Understanding the Three Different Forms of Police Lineups

21 July 2015
 Categories: , Blog


A police lineup is an identification exercise in which a witness to or victim of a crime is required to confirm the presence of a suspect. It is a useful tool for the prosecution since such a positive identification provides direct evidence of the perpetrators crime. These are the three different forms of a police lineup.

The Simultaneous Lineup

In this case, the police officers take the suspect plus other people (known as fillers), arrange them in a random order and ask the witness to identify the perpetrator of the crime in question. There must be at least five fillers in this lineup, and they must all have similar physical attributes. This is to decrease the probability of misidentification. For example, if the suspect needs to wear a hat, then all the fillers must wear hats too. The issue of uniformity also extends to other mannerisms of the lineup. For example, if the suspect is required to shout, then everybody in the lineup shouts.

Sequential Lineup

The sequential lineup is more or less the same as a simultaneous lineup. The main difference is that the witness gets to view the individuals' one after the other, in a random order, rather than all at the same time. For greater accuracy, the witness is allowed to scrutinize each suspect for as long as he or she needs before moving on to the next person. Also, he or she has to see everybody in the lineup even if he or she makes the identification before viewing everybody.

Multiple Identification Lineup

According to psychologists, this is the most accurate form of a police lineup. This format does not involve lining up the actual suspect and fillers; rather it employs the use of photographs. The rationale is that the accuracy of a lineup increases if the physical characteristics of a body – things like face and voice are treated independently.

In a multiple identification lineup, the witness is first given (in a sequential manner) the faces of the suspects. He or she is required to identify the face of the perpetrator. After that, the witness is given sequential recordings, which may be photos or tape recordings, of different physical characteristics. The lineup is most accurate if the witness picks physical characteristics all from the same person.

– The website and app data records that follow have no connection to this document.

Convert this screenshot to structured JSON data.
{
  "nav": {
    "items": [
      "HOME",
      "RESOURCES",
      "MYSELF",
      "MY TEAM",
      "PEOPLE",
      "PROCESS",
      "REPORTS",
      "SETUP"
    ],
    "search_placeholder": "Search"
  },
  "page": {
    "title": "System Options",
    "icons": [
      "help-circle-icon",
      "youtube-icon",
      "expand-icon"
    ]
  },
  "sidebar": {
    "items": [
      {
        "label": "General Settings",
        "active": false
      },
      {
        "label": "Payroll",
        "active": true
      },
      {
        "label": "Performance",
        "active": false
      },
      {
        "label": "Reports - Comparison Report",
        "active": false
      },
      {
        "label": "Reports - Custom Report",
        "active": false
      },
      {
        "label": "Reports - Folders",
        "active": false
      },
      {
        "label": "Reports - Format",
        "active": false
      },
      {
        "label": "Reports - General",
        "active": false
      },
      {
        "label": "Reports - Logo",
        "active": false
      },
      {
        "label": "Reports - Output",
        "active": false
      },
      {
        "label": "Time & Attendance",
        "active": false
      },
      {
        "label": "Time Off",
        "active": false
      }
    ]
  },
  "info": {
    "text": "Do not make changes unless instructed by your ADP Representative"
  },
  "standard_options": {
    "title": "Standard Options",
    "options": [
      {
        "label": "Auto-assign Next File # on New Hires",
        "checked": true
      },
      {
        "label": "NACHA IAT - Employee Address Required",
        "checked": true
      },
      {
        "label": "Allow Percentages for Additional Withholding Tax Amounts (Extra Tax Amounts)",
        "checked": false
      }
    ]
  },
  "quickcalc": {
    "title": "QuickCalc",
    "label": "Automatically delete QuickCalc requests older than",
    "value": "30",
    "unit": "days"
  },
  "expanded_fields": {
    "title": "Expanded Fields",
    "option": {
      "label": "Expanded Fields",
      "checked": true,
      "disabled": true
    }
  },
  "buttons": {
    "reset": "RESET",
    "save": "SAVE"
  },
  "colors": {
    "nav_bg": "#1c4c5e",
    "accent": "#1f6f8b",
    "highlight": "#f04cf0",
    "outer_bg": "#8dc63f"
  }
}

Whichever lineup you are put through, it's important to have your criminal attorney present. The lawyer ensures that everything possible is done to reduce the probability of misidentification. Your lawyer may also be allowed to have another witness, such as a clerk or a paralegal, to confirm to note any irregularities that may occur during the process.